[Listed entries — start]

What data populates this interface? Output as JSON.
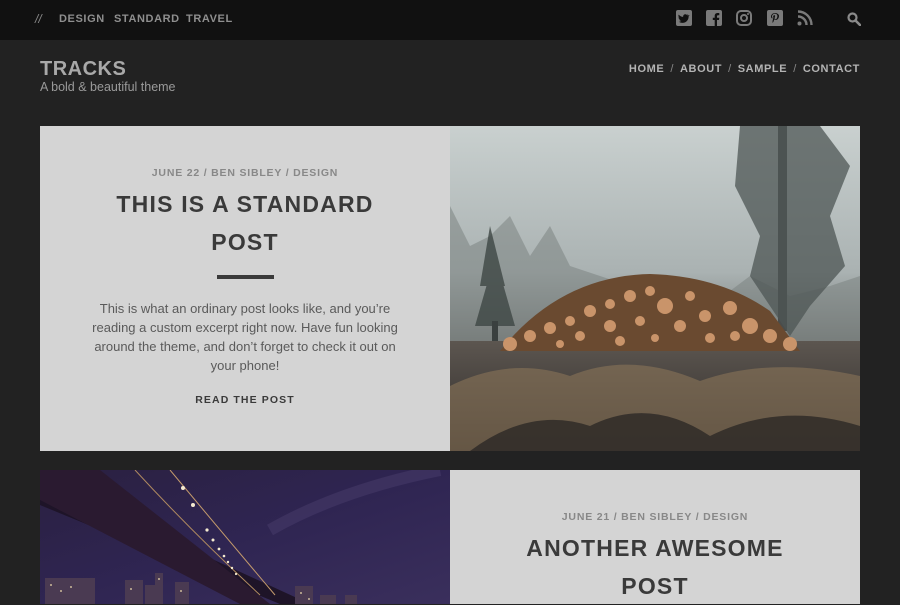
{
  "topbar": {
    "slashes": "//",
    "categories": [
      "DESIGN",
      "STANDARD",
      "TRAVEL"
    ],
    "social_icons": [
      "twitter-icon",
      "facebook-icon",
      "instagram-icon",
      "pinterest-icon",
      "rss-icon"
    ],
    "search_icon": "search-icon"
  },
  "header": {
    "site_title": "TRACKS",
    "tagline": "A bold & beautiful theme",
    "nav": [
      "HOME",
      "ABOUT",
      "SAMPLE",
      "CONTACT"
    ],
    "nav_separator": "/"
  },
  "posts": [
    {
      "meta": "JUNE 22 / BEN SIBLEY / DESIGN",
      "title_line1": "THIS IS A STANDARD",
      "title_line2": "POST",
      "excerpt_lines": [
        "This is what an ordinary post looks like, and you’re",
        "reading a custom excerpt right now. Have fun looking",
        "around the theme, and don’t forget to check it out on",
        "your phone!"
      ],
      "read_more": "READ THE POST",
      "image": "foggy forest with stacked logs"
    },
    {
      "meta": "JUNE 21 / BEN SIBLEY / DESIGN",
      "title_line1": "ANOTHER AWESOME",
      "title_line2": "POST",
      "image": "suspension bridge over city skyline at night"
    }
  ],
  "colors": {
    "topbar_bg": "#111111",
    "page_bg": "#222222",
    "panel_bg": "#d4d4d4",
    "title_text": "#3a3a3a",
    "meta_text": "#888888"
  }
}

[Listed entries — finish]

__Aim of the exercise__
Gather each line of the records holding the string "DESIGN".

__Answer to this task__
      "DESIGN",
      "meta": "JUNE 22 / BEN SIBLEY / DESIGN",
      "meta": "JUNE 21 / BEN SIBLEY / DESIGN",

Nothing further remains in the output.